It is not clear why this research paper, which is also in public domain, led the UP STF to link Kappan with SIMI.
The connection between PFI and SIMI
The 45-page document that the UP STF recovered from Kappan’s laptop on January 20, 2021 is titled Reny Notes on SIMI. It contains testimonies of former members and presidents of SIMI. A translation of this document has been attached to the chargesheet, but it is mostly incoherent.
The STF received a translation of the booklet in Malayalam, which was recovered from Kappan’s residence, on December 10, 2020. A daily diary entry suggests the text of the booklet is based on interactions with SIMI members and provides an overview of the banned group’s functioning and ideology. A page-wise summary is also provided.
The first 10 pages are about the beginnings of SIMI, which was founded by Sheikh Mohammed Karakunnu, who was influenced by Iran's in 1979. On page 6, there is mention of “ a notice stating cut them as sacrifices” and a slogan “Indian liberation through Islam only”, which the UP STF has held up as evidence of SIMI spreading Islamic terror. The STF has also pointed out that on page 9, SIMI’s cordial ties with Naxal and Dalit groups are mentioned.
Other pages that have caught the STF’s attention are page 22, where “secularism has been suggested to be an imaginary thing” and page 31, which includes the slogan, “Welcome Mohammed Gazni”. Page 42 says posters that read “Welcome Ghazni, Babri Masjid is awaiting” were put up at a convention organised in Mumbai, in 1991, to which two members of the militant Palestinian organisation Hamas were allegedly invited. On page 39, the booklet says that after the demolition of the Babri Masjid, SIMI’s belief in the spirit of India’s constitution, secularism and democracy was lost. This is what motivated the change in SIMI’s perspective, according to the booklet, as summarised by UP STF.
That Kappan had this booklet in his home suggests to the STF that he was working in collusion with SIMI.
“Markings by pen at different places in the document suggests that Kappan was preparing this document,” says the investigating officer in the chargesheet. “As an intellectual member of PFI think tank he was trying to downplay SIMI and their involvement in terror activities.”
The alleged connection between PFI and SIMI is premised upon the information given by a mukhbir, or police informant, on December 4, 2020. In the chargesheet, the UP STF says that through their informant, they came to know that most members of PFI were former members of SIMI.
“They [PFI members] have been following the agenda of SIMI. In order to promote Islamic radicalism they are even getting funds from within as well as outside India,” alleges the investigating officer in their note.
Speaking to Newslaundry, general secretary of PFI Anis Ahmed said, “There are leaders in our organisation who were in SIMI during their youth, when SIMI was not a banned organisation. Similarly, we have leaders and cadres in our movement who were active in Congress, Muslim League, Left parties and other secular parties. That does not make us a regrouping of those parties or organisations.”

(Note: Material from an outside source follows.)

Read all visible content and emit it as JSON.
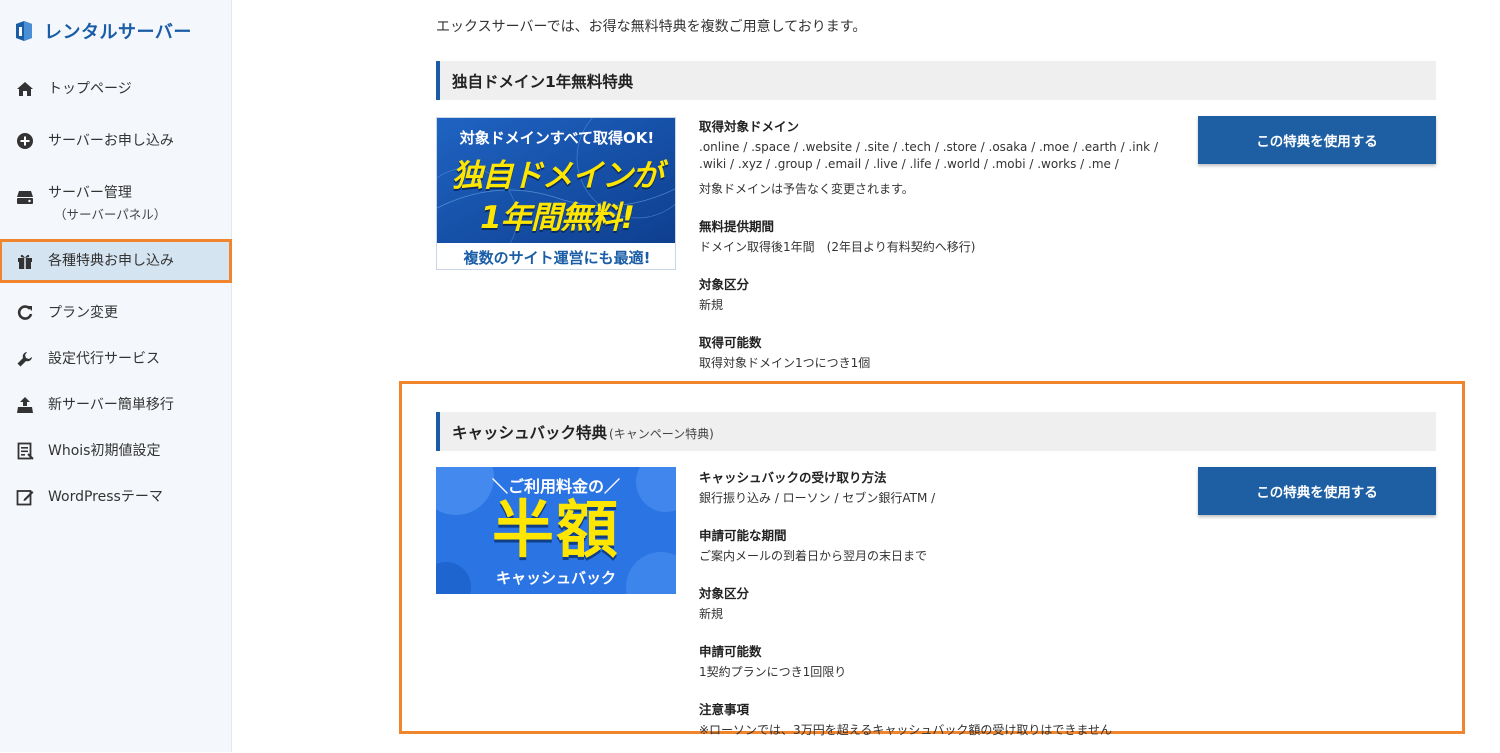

Ahmed rubbished the allegation that PFI was a regrouping of SIMI. “This allegation is absurd because SIMI was banned in 2001 and NDF [National Development Front], the predecessor of PFI, was formed in 1993. No such links have been found so far by any investigation agency,” he said.